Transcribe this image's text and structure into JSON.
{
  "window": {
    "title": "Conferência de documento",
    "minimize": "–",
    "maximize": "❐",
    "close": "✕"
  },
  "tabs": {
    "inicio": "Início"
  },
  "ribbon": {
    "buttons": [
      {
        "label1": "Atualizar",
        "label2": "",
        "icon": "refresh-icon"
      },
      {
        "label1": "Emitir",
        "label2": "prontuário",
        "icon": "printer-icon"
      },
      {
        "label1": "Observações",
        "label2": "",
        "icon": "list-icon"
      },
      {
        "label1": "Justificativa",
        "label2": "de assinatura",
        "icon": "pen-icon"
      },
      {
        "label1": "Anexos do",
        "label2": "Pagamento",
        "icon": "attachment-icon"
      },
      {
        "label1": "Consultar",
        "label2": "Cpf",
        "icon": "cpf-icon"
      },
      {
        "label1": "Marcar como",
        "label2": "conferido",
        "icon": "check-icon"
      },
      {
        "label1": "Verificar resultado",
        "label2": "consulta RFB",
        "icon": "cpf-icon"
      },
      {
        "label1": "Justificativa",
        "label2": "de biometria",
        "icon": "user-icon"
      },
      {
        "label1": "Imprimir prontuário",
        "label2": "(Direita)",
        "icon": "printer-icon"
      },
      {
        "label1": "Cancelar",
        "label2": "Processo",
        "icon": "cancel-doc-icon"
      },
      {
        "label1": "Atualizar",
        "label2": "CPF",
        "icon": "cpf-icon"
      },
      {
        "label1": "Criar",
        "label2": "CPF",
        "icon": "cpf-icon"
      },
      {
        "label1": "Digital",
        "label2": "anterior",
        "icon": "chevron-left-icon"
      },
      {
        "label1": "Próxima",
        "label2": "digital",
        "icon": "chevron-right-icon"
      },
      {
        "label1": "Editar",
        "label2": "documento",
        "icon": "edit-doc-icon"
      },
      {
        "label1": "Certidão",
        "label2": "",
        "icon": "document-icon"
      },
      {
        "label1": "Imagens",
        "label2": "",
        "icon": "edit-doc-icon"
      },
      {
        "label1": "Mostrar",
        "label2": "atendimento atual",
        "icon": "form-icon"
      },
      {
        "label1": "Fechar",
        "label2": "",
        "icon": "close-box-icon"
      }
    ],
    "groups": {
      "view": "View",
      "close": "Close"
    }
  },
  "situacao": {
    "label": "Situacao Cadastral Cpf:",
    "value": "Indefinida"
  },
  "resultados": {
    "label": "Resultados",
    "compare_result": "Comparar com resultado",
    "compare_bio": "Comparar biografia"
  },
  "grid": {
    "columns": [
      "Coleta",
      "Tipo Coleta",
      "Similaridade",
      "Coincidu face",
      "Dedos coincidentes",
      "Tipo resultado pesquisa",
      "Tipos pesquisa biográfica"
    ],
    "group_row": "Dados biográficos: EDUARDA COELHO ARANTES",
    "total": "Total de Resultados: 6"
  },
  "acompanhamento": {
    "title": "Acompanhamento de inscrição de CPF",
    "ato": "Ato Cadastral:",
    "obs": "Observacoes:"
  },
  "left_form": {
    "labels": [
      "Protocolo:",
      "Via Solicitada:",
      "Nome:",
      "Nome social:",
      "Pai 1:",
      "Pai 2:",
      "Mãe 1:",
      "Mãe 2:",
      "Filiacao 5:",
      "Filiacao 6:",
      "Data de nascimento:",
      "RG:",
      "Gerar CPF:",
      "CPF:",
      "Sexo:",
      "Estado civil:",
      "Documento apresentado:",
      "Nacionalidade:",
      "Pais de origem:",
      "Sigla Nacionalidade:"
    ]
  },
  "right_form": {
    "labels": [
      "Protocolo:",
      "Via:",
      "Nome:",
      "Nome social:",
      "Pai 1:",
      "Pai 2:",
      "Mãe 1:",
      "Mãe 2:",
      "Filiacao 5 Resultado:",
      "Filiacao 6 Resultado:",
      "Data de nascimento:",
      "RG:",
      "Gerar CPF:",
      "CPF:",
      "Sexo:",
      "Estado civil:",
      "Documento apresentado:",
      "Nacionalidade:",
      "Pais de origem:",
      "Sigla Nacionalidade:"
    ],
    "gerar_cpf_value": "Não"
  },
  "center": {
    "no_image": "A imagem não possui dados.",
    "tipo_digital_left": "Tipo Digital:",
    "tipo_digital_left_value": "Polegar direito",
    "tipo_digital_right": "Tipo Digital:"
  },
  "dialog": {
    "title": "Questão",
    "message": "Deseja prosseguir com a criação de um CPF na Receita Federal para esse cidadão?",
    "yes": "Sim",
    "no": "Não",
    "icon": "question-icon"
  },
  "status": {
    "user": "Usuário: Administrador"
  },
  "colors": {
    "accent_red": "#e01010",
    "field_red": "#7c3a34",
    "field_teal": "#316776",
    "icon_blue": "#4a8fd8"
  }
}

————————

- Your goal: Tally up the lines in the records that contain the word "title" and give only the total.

- Answer for the task: 3